I'm not sure you can really strictify this to an honest $G$-action on $G^{\ast n}/T$, but at the very least, the above describes for each $g \in G$ an endomap on $G^{\ast n}/T$ such that the square $$\require{AMScd}\begin{CD} G^{\ast n} @>{g}>> G^{\ast n} \\ @V{\pi}VV @V{\pi}VV \\ G^{\ast n}/T @>{g}>> G^{\ast n}/T \end{CD}$$ commutes up to homotopy.

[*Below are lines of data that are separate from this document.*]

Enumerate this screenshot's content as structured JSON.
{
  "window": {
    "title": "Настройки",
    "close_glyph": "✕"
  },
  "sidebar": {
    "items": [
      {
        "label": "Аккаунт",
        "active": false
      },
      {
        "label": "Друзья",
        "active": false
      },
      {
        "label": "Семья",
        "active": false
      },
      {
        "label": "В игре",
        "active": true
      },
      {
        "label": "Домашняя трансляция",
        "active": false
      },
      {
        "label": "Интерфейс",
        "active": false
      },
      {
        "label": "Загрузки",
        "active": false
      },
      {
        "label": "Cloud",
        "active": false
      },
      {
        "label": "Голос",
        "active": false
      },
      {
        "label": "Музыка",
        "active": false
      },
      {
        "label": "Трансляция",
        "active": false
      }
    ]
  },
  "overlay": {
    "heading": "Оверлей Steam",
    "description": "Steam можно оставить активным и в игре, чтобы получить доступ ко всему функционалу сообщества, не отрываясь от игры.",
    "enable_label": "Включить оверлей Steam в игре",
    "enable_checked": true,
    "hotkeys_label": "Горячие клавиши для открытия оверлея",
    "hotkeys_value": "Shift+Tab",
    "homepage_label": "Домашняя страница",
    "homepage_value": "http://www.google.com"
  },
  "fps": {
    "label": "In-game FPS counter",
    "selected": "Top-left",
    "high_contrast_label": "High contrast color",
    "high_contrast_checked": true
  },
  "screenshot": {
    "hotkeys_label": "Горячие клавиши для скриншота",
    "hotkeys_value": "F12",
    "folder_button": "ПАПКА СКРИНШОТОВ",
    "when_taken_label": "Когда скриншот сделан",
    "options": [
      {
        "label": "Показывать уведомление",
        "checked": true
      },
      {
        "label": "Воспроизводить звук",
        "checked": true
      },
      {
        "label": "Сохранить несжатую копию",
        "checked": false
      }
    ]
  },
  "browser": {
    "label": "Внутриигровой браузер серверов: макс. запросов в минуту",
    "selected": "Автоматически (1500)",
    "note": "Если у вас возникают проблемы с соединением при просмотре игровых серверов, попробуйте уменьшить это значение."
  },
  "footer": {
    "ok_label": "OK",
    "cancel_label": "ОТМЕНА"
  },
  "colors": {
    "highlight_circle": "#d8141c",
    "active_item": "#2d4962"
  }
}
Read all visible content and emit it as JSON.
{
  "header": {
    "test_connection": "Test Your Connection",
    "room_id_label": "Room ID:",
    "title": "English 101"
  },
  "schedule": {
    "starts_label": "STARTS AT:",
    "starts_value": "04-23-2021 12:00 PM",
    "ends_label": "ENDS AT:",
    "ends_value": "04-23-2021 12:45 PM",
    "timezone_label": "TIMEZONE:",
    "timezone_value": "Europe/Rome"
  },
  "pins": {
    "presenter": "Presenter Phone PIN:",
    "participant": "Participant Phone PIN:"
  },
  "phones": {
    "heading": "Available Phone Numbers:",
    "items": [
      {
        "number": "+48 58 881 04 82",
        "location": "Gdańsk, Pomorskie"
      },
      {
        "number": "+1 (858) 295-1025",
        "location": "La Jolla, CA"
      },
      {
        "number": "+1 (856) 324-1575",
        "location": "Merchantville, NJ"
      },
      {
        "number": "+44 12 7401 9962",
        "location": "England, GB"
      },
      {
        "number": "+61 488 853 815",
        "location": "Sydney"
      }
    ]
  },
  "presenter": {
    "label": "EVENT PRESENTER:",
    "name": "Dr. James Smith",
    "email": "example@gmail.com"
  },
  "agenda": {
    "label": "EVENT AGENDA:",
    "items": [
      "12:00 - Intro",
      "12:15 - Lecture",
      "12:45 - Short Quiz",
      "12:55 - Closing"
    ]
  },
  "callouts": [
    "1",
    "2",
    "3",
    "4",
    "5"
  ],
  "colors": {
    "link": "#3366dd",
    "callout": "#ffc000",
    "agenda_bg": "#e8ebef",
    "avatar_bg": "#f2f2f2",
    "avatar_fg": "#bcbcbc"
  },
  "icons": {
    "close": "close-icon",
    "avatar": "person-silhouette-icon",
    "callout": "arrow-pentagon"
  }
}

Notice that in the case $G$ is cyclic of order $2$, with generator $\tau$, there is only one $(n-1)$-sphere, namely $\sigma(\tau, \ldots, \tau)$ and in the expression for the action of $\tau$ only the term with $I = [n]$ is not crushed to the basepoint, which says that $\tau$ acts on $\sigma(\tau, \ldots, \tau)$ with degree $(-1)^n$ --which agrees, as expected, with the antipodal action.

ADDED LATER: Ben Williams figured out that the somewhat messy formula above with $I \ominus \mathbf{a}$ in it meant that $G$ acts on $H_{n-1}(G^{\ast n})$ by the $n$-th tensor power of the reduced regular representation and asked me if there was a space level explanation of that. Here's my explanation: if one is willing to settle for the homotopy type of the suspension of $G^{\ast n}$, we have that $G$-equivariantly $\Sigma G^{\ast n} \cong (SG)^{\wedge n}$, where $SG$ denotes the unreduced suspension of $G$; and $SG \cong \bigvee_{|G|-1} S^1$ with $H_1(SG)$ being the reduced regular representation.

$\endgroup$

Your Answer

By clicking “Post Your Answer”, you agree to our terms of service, privacy policy and cookie policy

Not the answer you're looking for? Browse other questions tagged or ask your own question.